(Task data Opens)

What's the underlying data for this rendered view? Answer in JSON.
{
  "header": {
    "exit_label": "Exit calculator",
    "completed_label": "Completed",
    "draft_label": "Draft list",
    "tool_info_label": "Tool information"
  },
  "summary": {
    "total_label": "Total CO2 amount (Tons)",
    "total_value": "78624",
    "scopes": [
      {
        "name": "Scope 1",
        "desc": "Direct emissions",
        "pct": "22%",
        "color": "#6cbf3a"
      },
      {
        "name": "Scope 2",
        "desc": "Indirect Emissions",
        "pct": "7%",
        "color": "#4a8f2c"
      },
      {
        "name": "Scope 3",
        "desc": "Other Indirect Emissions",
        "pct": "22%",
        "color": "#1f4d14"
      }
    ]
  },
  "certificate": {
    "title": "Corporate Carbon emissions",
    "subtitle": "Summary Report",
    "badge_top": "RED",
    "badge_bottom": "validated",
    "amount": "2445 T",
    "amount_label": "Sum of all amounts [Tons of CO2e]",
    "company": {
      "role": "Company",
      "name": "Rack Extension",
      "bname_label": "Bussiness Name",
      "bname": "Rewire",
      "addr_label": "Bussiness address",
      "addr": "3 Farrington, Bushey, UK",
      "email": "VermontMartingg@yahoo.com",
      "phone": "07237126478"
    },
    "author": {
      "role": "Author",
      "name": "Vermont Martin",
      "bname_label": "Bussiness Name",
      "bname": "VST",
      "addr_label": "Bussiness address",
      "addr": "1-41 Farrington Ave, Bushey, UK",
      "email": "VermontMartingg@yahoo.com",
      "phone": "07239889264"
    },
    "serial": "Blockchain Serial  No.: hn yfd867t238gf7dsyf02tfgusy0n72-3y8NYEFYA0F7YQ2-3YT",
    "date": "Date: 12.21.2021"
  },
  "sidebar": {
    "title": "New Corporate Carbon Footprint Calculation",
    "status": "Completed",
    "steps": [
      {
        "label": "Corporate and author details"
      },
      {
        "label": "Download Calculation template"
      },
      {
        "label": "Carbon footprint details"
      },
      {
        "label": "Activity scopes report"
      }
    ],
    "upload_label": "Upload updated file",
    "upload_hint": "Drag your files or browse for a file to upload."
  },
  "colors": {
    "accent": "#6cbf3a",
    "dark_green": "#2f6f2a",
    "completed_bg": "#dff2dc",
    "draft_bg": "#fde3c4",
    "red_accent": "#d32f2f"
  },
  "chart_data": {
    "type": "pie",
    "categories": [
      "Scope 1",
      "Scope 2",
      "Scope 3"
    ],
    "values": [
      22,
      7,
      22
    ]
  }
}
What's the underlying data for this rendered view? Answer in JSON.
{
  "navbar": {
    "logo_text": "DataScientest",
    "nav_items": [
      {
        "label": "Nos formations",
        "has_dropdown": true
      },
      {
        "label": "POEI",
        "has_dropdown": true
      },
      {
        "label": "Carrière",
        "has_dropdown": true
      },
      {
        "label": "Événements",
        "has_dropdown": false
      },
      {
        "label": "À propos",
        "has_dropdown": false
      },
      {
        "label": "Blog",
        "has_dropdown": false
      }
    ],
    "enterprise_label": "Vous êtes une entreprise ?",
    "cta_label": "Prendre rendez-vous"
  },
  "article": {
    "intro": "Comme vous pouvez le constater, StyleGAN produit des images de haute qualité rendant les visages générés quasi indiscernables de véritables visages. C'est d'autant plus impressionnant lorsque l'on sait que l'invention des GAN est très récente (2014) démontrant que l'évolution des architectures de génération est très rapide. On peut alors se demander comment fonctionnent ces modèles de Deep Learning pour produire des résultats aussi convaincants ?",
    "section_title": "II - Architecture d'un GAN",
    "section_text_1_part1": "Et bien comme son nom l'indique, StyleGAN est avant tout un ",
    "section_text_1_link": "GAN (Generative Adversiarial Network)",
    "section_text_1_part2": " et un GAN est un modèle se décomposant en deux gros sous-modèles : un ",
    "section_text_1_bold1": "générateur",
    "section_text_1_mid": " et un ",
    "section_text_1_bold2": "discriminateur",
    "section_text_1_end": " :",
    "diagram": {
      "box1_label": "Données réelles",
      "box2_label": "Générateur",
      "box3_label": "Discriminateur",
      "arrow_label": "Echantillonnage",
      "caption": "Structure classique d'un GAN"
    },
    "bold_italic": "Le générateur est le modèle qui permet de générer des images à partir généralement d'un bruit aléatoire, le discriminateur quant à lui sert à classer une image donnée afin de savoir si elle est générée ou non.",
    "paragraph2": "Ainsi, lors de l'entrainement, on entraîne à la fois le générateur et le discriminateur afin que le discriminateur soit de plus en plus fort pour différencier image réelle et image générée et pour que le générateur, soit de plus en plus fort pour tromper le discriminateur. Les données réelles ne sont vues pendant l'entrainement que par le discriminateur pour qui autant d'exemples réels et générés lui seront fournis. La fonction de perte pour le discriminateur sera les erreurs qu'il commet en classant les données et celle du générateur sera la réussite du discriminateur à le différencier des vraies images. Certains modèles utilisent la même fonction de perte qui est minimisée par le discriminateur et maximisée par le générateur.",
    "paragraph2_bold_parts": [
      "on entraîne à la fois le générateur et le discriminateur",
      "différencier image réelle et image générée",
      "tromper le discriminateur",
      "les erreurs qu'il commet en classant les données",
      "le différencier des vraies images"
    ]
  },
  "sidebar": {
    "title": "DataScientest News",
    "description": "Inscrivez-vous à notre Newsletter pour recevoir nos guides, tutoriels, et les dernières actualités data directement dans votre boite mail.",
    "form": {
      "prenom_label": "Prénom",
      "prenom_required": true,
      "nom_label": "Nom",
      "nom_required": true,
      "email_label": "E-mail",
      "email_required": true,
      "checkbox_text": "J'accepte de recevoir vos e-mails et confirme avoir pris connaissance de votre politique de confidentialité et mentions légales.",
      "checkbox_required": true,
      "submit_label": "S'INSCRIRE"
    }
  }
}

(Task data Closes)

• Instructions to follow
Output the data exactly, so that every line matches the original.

• Exercise solution
What's the underlying data for this rendered view? Answer in JSON.
{
  "header": {
    "exit_label": "Exit calculator",
    "completed_label": "Completed",
    "draft_label": "Draft list",
    "tool_info_label": "Tool information"
  },
  "summary": {
    "total_label": "Total CO2 amount (Tons)",
    "total_value": "78624",
    "scopes": [
      {
        "name": "Scope 1",
        "desc": "Direct emissions",
        "pct": "22%",
        "color": "#6cbf3a"
      },
      {
        "name": "Scope 2",
        "desc": "Indirect Emissions",
        "pct": "7%",
        "color": "#4a8f2c"
      },
      {
        "name": "Scope 3",
        "desc": "Other Indirect Emissions",
        "pct": "22%",
        "color": "#1f4d14"
      }
    ]
  },
  "certificate": {
    "title": "Corporate Carbon emissions",
    "subtitle": "Summary Report",
    "badge_top": "RED",
    "badge_bottom": "validated",
    "amount": "2445 T",
    "amount_label": "Sum of all amounts [Tons of CO2e]",
    "company": {
      "role": "Company",
      "name": "Rack Extension",
      "bname_label": "Bussiness Name",
      "bname": "Rewire",
      "addr_label": "Bussiness address",
      "addr": "3 Farrington, Bushey, UK",
      "email": "VermontMartingg@yahoo.com",
      "phone": "07237126478"
    },
    "author": {
      "role": "Author",
      "name": "Vermont Martin",
      "bname_label": "Bussiness Name",
      "bname": "VST",
      "addr_label": "Bussiness address",
      "addr": "1-41 Farrington Ave, Bushey, UK",
      "email": "VermontMartingg@yahoo.com",
      "phone": "07239889264"
    },
    "serial": "Blockchain Serial  No.: hn yfd867t238gf7dsyf02tfgusy0n72-3y8NYEFYA0F7YQ2-3YT",
    "date": "Date: 12.21.2021"
  },
  "sidebar": {
    "title": "New Corporate Carbon Footprint Calculation",
    "status": "Completed",
    "steps": [
      {
        "label": "Corporate and author details"
      },
      {
        "label": "Download Calculation template"
      },
      {
        "label": "Carbon footprint details"
      },
      {
        "label": "Activity scopes report"
      }
    ],
    "upload_label": "Upload updated file",
    "upload_hint": "Drag your files or browse for a file to upload."
  },
  "colors": {
    "accent": "#6cbf3a",
    "dark_green": "#2f6f2a",
    "completed_bg": "#dff2dc",
    "draft_bg": "#fde3c4",
    "red_accent": "#d32f2f"
  },
  "chart_data": {
    "type": "pie",
    "categories": [
      "Scope 1",
      "Scope 2",
      "Scope 3"
    ],
    "values": [
      22,
      7,
      22
    ]
  }
}
What's the underlying data for this rendered view? Answer in JSON.
{
  "navbar": {
    "logo_text": "DataScientest",
    "nav_items": [
      {
        "label": "Nos formations",
        "has_dropdown": true
      },
      {
        "label": "POEI",
        "has_dropdown": true
      },
      {
        "label": "Carrière",
        "has_dropdown": true
      },
      {
        "label": "Événements",
        "has_dropdown": false
      },
      {
        "label": "À propos",
        "has_dropdown": false
      },
      {
        "label": "Blog",
        "has_dropdown": false
      }
    ],
    "enterprise_label": "Vous êtes une entreprise ?",
    "cta_label": "Prendre rendez-vous"
  },
  "article": {
    "intro": "Comme vous pouvez le constater, StyleGAN produit des images de haute qualité rendant les visages générés quasi indiscernables de véritables visages. C'est d'autant plus impressionnant lorsque l'on sait que l'invention des GAN est très récente (2014) démontrant que l'évolution des architectures de génération est très rapide. On peut alors se demander comment fonctionnent ces modèles de Deep Learning pour produire des résultats aussi convaincants ?",
    "section_title": "II - Architecture d'un GAN",
    "section_text_1_part1": "Et bien comme son nom l'indique, StyleGAN est avant tout un ",
    "section_text_1_link": "GAN (Generative Adversiarial Network)",
    "section_text_1_part2": " et un GAN est un modèle se décomposant en deux gros sous-modèles : un ",
    "section_text_1_bold1": "générateur",
    "section_text_1_mid": " et un ",
    "section_text_1_bold2": "discriminateur",
    "section_text_1_end": " :",
    "diagram": {
      "box1_label": "Données réelles",
      "box2_label": "Générateur",
      "box3_label": "Discriminateur",
      "arrow_label": "Echantillonnage",
      "caption": "Structure classique d'un GAN"
    },
    "bold_italic": "Le générateur est le modèle qui permet de générer des images à partir généralement d'un bruit aléatoire, le discriminateur quant à lui sert à classer une image donnée afin de savoir si elle est générée ou non.",
    "paragraph2": "Ainsi, lors de l'entrainement, on entraîne à la fois le générateur et le discriminateur afin que le discriminateur soit de plus en plus fort pour différencier image réelle et image générée et pour que le générateur, soit de plus en plus fort pour tromper le discriminateur. Les données réelles ne sont vues pendant l'entrainement que par le discriminateur pour qui autant d'exemples réels et générés lui seront fournis. La fonction de perte pour le discriminateur sera les erreurs qu'il commet en classant les données et celle du générateur sera la réussite du discriminateur à le différencier des vraies images. Certains modèles utilisent la même fonction de perte qui est minimisée par le discriminateur et maximisée par le générateur.",
    "paragraph2_bold_parts": [
      "on entraîne à la fois le générateur et le discriminateur",
      "différencier image réelle et image générée",
      "tromper le discriminateur",
      "les erreurs qu'il commet en classant les données",
      "le différencier des vraies images"
    ]
  },
  "sidebar": {
    "title": "DataScientest News",
    "description": "Inscrivez-vous à notre Newsletter pour recevoir nos guides, tutoriels, et les dernières actualités data directement dans votre boite mail.",
    "form": {
      "prenom_label": "Prénom",
      "prenom_required": true,
      "nom_label": "Nom",
      "nom_required": true,
      "email_label": "E-mail",
      "email_required": true,
      "checkbox_text": "J'accepte de recevoir vos e-mails et confirme avoir pris connaissance de votre politique de confidentialité et mentions légales.",
      "checkbox_required": true,
      "submit_label": "S'INSCRIRE"
    }
  }
}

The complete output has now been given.